By Nick Simonson
The growing popularity of trap shooting, particularly with the advancement of the North Dakota State High School Clay Target League to dozens of schools in the state, has happened at a rapid pace. Where three years ago only a few dozen shooters participated in the new high school sport, it is now anticipated that approximately 2,000 will be involved in the Spring 2019 season. For those young shooters looking to get a leg up – and maybe some adult shooters looking to catch up with them – mastering the basics of vision, stance and mounting of the gun are key in getting a good start in the sport which will provide the benefit of breaking more clays this season and in years to come, along with greater success in the field each fall.
Mark Sandness, a Level Three National Sporting Clays Association Instructor, owner of Capital City Sporting Clays in Bismarck, a four-time ND State 5-Stand Champion, and head coach of the Shiloh Christian School Clay Target League team stresses the importance of understanding eye dominance when getting ready to shoot for the first time.
“Eye dominance will dictate where the point of impact will be,” Sandness comments, and knowing which eye is the strongest, but using both for the best advantage is important, “when you have something that close to your face, like a gun, your eyes will dictate where the gun goes; two eyes work together to predict speed and depth,” he states, adding that closing one eye makes a target at 16 yards look like it was launched at 30 yards and makes the process of breaking clays much more difficult.
Likewise, Darryl Howard, an ATA trap shooting competitor of 40 years, owner of HH Gun Shop in Bismarck, and head coach of the Century High School Clay Target League team, encourages the use of soft focus when it comes to calling for a bird, watching it fly and getting a view of the full target.

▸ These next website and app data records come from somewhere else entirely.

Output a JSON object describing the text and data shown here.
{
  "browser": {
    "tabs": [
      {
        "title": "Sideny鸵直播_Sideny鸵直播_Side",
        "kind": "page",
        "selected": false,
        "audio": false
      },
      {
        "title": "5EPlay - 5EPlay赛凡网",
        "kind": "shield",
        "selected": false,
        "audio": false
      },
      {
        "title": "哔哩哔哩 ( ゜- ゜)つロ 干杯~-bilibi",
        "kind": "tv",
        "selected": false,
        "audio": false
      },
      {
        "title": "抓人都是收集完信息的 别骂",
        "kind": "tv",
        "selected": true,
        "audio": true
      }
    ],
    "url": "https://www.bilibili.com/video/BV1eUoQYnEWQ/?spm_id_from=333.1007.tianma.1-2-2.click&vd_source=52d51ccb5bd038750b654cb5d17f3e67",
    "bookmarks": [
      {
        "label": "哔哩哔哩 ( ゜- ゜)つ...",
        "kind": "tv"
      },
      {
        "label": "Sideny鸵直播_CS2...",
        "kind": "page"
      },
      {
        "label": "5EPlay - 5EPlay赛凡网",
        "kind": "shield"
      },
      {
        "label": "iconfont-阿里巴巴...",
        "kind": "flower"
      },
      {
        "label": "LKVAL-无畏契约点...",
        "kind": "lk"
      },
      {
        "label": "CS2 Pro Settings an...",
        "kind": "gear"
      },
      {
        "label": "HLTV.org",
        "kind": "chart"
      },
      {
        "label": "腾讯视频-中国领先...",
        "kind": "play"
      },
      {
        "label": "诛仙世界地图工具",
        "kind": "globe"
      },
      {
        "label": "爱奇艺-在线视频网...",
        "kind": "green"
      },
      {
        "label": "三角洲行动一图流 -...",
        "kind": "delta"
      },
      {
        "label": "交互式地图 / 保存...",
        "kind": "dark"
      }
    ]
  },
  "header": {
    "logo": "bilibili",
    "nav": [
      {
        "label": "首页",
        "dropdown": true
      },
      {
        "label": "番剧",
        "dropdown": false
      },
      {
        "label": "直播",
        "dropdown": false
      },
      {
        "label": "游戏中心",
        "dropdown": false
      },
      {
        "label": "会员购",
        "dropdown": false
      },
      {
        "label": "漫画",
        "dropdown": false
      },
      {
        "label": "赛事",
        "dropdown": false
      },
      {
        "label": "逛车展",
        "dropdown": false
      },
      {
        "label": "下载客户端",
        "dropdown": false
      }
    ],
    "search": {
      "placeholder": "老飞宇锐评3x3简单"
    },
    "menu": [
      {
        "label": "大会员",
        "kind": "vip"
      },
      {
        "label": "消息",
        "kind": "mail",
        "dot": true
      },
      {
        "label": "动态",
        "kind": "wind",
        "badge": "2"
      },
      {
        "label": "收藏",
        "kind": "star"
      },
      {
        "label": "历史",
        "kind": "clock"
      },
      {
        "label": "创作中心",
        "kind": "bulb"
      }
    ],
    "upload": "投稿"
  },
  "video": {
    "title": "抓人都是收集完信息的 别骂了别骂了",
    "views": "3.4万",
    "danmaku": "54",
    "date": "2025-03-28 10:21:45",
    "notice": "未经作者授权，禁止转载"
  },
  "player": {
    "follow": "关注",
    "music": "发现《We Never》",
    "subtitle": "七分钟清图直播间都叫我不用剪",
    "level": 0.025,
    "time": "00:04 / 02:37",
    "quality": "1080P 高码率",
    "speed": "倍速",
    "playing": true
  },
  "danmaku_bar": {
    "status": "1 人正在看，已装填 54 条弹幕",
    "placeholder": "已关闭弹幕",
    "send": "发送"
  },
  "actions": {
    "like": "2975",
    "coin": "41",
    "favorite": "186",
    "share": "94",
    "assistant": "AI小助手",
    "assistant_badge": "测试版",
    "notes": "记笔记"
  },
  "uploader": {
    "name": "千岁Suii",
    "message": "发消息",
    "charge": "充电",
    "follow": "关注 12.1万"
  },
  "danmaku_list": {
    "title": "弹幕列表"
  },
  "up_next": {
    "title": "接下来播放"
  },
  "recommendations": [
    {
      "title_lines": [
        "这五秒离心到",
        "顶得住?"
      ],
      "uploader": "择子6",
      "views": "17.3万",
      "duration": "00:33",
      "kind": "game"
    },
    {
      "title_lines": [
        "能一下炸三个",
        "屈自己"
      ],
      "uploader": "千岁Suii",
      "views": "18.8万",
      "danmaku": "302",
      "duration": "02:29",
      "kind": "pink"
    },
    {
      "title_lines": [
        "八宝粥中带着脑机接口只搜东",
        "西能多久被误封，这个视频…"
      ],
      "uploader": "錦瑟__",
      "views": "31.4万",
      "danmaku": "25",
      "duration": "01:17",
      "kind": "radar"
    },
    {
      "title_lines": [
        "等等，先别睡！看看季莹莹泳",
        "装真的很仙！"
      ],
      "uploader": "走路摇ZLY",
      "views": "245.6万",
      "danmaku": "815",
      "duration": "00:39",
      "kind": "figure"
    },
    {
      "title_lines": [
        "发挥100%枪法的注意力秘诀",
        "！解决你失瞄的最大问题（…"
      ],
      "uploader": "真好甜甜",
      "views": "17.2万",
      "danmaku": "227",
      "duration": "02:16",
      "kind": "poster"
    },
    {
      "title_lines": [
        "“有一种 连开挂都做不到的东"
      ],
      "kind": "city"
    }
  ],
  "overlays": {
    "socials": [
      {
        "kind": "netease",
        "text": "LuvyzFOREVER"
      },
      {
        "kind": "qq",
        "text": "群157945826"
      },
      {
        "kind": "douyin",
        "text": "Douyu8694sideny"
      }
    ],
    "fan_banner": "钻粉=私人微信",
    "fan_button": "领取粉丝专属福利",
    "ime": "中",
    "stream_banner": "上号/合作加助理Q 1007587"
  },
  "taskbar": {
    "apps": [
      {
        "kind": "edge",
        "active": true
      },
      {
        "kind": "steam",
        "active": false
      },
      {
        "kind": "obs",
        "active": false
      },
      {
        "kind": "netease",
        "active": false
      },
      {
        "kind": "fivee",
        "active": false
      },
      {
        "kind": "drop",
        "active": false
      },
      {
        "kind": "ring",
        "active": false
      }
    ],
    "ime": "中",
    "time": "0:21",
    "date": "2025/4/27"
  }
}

“In the mount, you want to center the eye over the rib of the gun,” Howard advises, “then your vision needs to lift in a soft focus to a point above the house,” he concludes, detailing in his instruction that he will stand on top of the house to watch the eyes of shooters he’s teaching to help them lift their vision up from the gun to about his shins or knees, without their face or cheek moving off of the stock of their unloaded guns.
In developing a good mount, both coaches stress stance and repetition as the foundations that will help new shooters break more clays in both their near- and long-term shooting efforts. With slightly more weight on the forward leg – Sandness advises 51 to 55 percent – shooters should find a comfortable point where they can move their gun when a clay is launched and go after it in a natural way, using the body to move the firearm in pursuit, while trusting what both eyes see in the field of vision.
“Swing the gun with your hips – not your hands or feet,” Howard suggests.
Getting to the perfect stance and mounting the gun properly will be a learning process for everyone and may change over time as young shooters mature and grow, but both coaches recommend that feet be shoulder-width apart and provide good stability, with a slight lean but nothing too excessive.
“I see some people really get crouched down and lean in,” Sandness suggested, “it doesn’t need to be anything that drastic,” he concluded.
The motion of moving the shotgun up to the face should become second nature, and like any sport, good form and a solid mount comes through repetition.
“You need a good cheek weld,” Howard suggested of the point where the face makes contact with the gun and remains there through the shot, “once you start hitting the birds, keep your cheek going back to that same spot on the stock, with the eye centered over the rib,” he advised, noting that repetition of the mounting process is key, especially after shooters find the spot that results in crushed clays.
Similarly, Sandness states that the mounting process should become a matter of muscle memory and that the sensation of taking the stance, raising the gun, lifting the trigger hand arm to a spot slightly under 90-degrees out from the body, and getting that face-to-stock connection and then the field of vision to feel and look the same each time, takes practice.
“You just do it and do it, over and over; and it’s not so much about pulling the trigger, but it’s about moving the gun into the stance,” Sandness concludes, “you need to be able to do it in the dark.”
Not all of these basic steps come easy, and patience is often required from new shooters who may think it should come easy but find out otherwise once behind the trap house and watch a four-inch target whiz out at 42 miles per hour.
“Be patient and trust your coach; a lot of people think they’re going to be whacking them in the 20s, and it takes some longer, there’s a learning curve,” Howard provides as his final instruction.
Featured Photo: Coach Mark Sandness provides instruction to young shooters participating in the North Dakota State High School Clay Target League. Simonson Photo.